When my wife and I have a moment of strife, both of us silently pray for clarity and the ability to respect each other, no matter how mad we may be. When we open our eyes and hearts to each other, sanity and peace return. It’s not about relationship nirvana. Our actions are about fostering a relationship that not only serves to enhance each other’s essential truth but also serves the community we made a commitment in front of. In a world that, as of this writing, seems as if it’s swirling towards madness, with attempts of solving hate with hate failing right and left; loving marriages demonstrate that every day one can learn to settle differences, see through prejudices, and let go of the need to punish. My marriage asks me daily to prioritize my family over the whims of our culture. Our marriage gives us an opportunity to try and fail without one lording over the other to act and speak perfectly.
My wife tells, shows, and gives me her love because she knows how. She doesn’t do it perfectly and neither do I but we have a sanity we can reach for in the midst of societal insanity. We transmit this strength by staying and praying together, and I suspect those in our lives appreciate it. While extremists punch each other supposedly into peace, our marriage serves as a reminder of what forgiveness of imperfection looks like. A solid marriage affirms life and humanity by demonstrating that in spite of life’s many woes…family matters. When two people learn to put prejudice, hurt, and spite aside for something much more lovely – chosen unity – those little daily miracles become a part of the couple’s emotional climate. Their energy, cultivated like a well-tended garden, gives others a glimpse of joy that only a thousand little forgiveness’s can foster. Life and marriage can never be perfect and certainly mine isn’t. But today, on our 3 year wedding anniversary, I’m grateful to say I truly know what it is to love. Love isn’t where we find perfection. Love is where we find each other.

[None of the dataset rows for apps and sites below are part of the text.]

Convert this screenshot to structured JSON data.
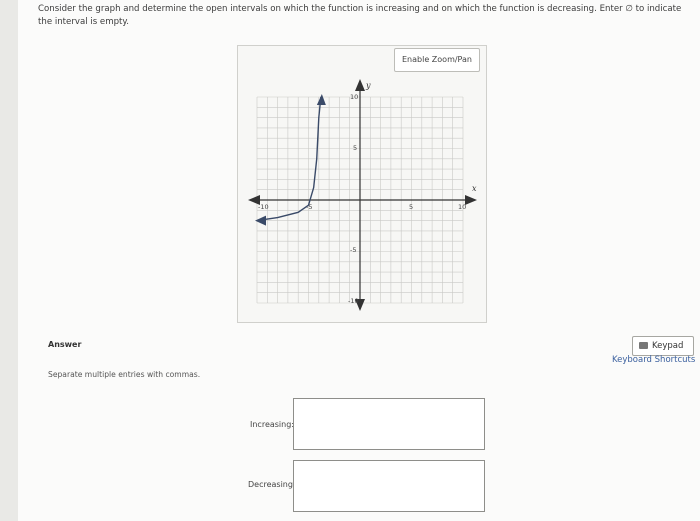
{
  "question": {
    "text": "Consider the graph and determine the open intervals on which the function is increasing and on which the function is decreasing. Enter ∅ to indicate the interval is empty."
  },
  "graph": {
    "zoom_button_label": "Enable Zoom/Pan",
    "axis_labels": {
      "x": "x",
      "y": "y"
    },
    "tick_labels": {
      "x_neg10": "-10",
      "x_neg5": "-5",
      "x_5": "5",
      "x_10": "10",
      "y_10": "10",
      "y_5": "5",
      "y_neg5": "-5",
      "y_neg10": "-10"
    },
    "curve_points": [
      [
        -10,
        -2
      ],
      [
        -8,
        -1.7
      ],
      [
        -6,
        -1.2
      ],
      [
        -5,
        -0.5
      ],
      [
        -4.5,
        1.2
      ],
      [
        -4.2,
        4
      ],
      [
        -4,
        8
      ],
      [
        -3.8,
        10
      ]
    ]
  },
  "answer": {
    "heading": "Answer",
    "hint": "Separate multiple entries with commas.",
    "keypad_label": "Keypad",
    "shortcuts_label": "Keyboard Shortcuts",
    "increasing_label": "Increasing:",
    "increasing_value": "",
    "decreasing_label": "Decreasing:",
    "decreasing_value": ""
  }
}
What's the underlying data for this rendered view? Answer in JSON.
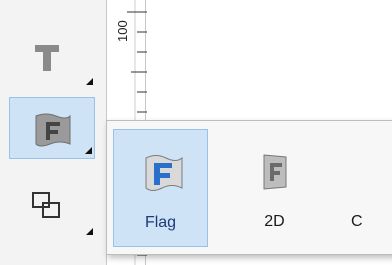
{
  "ruler": {
    "label": "100"
  },
  "toolbar": {
    "tools": [
      {
        "icon": "text-tool-icon"
      },
      {
        "icon": "warp-text-icon"
      },
      {
        "icon": "shapes-icon"
      }
    ]
  },
  "popup": {
    "options": [
      {
        "label": "Flag",
        "icon": "flag-warp-icon",
        "selected": true
      },
      {
        "label": "2D",
        "icon": "2d-warp-icon"
      },
      {
        "label": "C",
        "icon": "warp-option-icon"
      }
    ]
  },
  "colors": {
    "selection_bg": "#cfe3f6",
    "selection_border": "#9bc2e6",
    "icon_blue": "#2a6fc9"
  }
}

“A new commandment I give to you, that you love one another, even as I have loved you, that you also love one another.” John 10:18